**Aim of the task**
Retype all of the entries word for word.

**Element data from apps and pages**
§

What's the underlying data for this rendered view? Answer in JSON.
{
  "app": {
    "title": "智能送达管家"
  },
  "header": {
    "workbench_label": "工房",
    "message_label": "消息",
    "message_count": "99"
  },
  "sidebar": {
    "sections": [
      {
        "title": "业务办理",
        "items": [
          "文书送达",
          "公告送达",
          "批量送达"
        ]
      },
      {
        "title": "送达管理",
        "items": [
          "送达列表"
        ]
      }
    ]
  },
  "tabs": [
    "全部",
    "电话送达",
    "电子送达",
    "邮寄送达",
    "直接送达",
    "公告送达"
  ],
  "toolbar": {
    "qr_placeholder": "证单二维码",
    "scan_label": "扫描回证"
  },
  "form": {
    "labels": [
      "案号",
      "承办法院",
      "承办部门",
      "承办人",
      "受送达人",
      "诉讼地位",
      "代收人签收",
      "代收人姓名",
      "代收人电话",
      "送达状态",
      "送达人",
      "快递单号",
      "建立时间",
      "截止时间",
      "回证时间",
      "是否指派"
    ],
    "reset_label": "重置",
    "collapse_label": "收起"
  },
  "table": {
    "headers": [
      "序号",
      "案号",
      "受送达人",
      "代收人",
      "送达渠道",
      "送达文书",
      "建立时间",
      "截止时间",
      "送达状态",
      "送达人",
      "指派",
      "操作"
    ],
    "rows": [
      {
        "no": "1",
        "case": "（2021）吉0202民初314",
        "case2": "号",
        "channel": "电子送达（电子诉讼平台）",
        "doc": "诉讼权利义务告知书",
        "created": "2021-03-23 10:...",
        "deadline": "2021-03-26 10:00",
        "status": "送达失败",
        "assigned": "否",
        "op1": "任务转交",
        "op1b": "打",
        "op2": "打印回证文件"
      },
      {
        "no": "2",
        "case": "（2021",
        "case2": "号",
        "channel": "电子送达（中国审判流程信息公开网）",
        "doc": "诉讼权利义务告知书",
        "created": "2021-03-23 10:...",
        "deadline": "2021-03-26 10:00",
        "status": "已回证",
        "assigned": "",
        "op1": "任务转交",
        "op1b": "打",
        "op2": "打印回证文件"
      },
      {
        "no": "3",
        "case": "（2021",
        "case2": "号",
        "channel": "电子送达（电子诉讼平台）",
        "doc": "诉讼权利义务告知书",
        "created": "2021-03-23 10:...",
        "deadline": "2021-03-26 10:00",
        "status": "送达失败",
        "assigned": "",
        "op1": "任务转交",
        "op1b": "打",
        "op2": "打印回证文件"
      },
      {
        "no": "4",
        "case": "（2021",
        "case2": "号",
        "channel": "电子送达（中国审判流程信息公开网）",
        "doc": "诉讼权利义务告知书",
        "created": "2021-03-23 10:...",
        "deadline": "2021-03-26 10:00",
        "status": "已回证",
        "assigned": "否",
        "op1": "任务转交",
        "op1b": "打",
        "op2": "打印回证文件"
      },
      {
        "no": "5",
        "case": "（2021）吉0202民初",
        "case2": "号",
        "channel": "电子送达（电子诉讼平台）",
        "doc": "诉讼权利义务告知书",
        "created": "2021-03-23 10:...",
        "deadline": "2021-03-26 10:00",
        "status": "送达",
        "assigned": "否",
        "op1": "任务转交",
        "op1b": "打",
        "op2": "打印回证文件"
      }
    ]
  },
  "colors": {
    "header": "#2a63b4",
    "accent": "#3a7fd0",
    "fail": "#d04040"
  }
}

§

**Written reply**
What's the underlying data for this rendered view? Answer in JSON.
{
  "app": {
    "title": "智能送达管家"
  },
  "header": {
    "workbench_label": "工房",
    "message_label": "消息",
    "message_count": "99"
  },
  "sidebar": {
    "sections": [
      {
        "title": "业务办理",
        "items": [
          "文书送达",
          "公告送达",
          "批量送达"
        ]
      },
      {
        "title": "送达管理",
        "items": [
          "送达列表"
        ]
      }
    ]
  },
  "tabs": [
    "全部",
    "电话送达",
    "电子送达",
    "邮寄送达",
    "直接送达",
    "公告送达"
  ],
  "toolbar": {
    "qr_placeholder": "证单二维码",
    "scan_label": "扫描回证"
  },
  "form": {
    "labels": [
      "案号",
      "承办法院",
      "承办部门",
      "承办人",
      "受送达人",
      "诉讼地位",
      "代收人签收",
      "代收人姓名",
      "代收人电话",
      "送达状态",
      "送达人",
      "快递单号",
      "建立时间",
      "截止时间",
      "回证时间",
      "是否指派"
    ],
    "reset_label": "重置",
    "collapse_label": "收起"
  },
  "table": {
    "headers": [
      "序号",
      "案号",
      "受送达人",
      "代收人",
      "送达渠道",
      "送达文书",
      "建立时间",
      "截止时间",
      "送达状态",
      "送达人",
      "指派",
      "操作"
    ],
    "rows": [
      {
        "no": "1",
        "case": "（2021）吉0202民初314",
        "case2": "号",
        "channel": "电子送达（电子诉讼平台）",
        "doc": "诉讼权利义务告知书",
        "created": "2021-03-23 10:...",
        "deadline": "2021-03-26 10:00",
        "status": "送达失败",
        "assigned": "否",
        "op1": "任务转交",
        "op1b": "打",
        "op2": "打印回证文件"
      },
      {
        "no": "2",
        "case": "（2021",
        "case2": "号",
        "channel": "电子送达（中国审判流程信息公开网）",
        "doc": "诉讼权利义务告知书",
        "created": "2021-03-23 10:...",
        "deadline": "2021-03-26 10:00",
        "status": "已回证",
        "assigned": "",
        "op1": "任务转交",
        "op1b": "打",
        "op2": "打印回证文件"
      },
      {
        "no": "3",
        "case": "（2021",
        "case2": "号",
        "channel": "电子送达（电子诉讼平台）",
        "doc": "诉讼权利义务告知书",
        "created": "2021-03-23 10:...",
        "deadline": "2021-03-26 10:00",
        "status": "送达失败",
        "assigned": "",
        "op1": "任务转交",
        "op1b": "打",
        "op2": "打印回证文件"
      },
      {
        "no": "4",
        "case": "（2021",
        "case2": "号",
        "channel": "电子送达（中国审判流程信息公开网）",
        "doc": "诉讼权利义务告知书",
        "created": "2021-03-23 10:...",
        "deadline": "2021-03-26 10:00",
        "status": "已回证",
        "assigned": "否",
        "op1": "任务转交",
        "op1b": "打",
        "op2": "打印回证文件"
      },
      {
        "no": "5",
        "case": "（2021）吉0202民初",
        "case2": "号",
        "channel": "电子送达（电子诉讼平台）",
        "doc": "诉讼权利义务告知书",
        "created": "2021-03-23 10:...",
        "deadline": "2021-03-26 10:00",
        "status": "送达",
        "assigned": "否",
        "op1": "任务转交",
        "op1b": "打",
        "op2": "打印回证文件"
      }
    ]
  },
  "colors": {
    "header": "#2a63b4",
    "accent": "#3a7fd0",
    "fail": "#d04040"
  }
}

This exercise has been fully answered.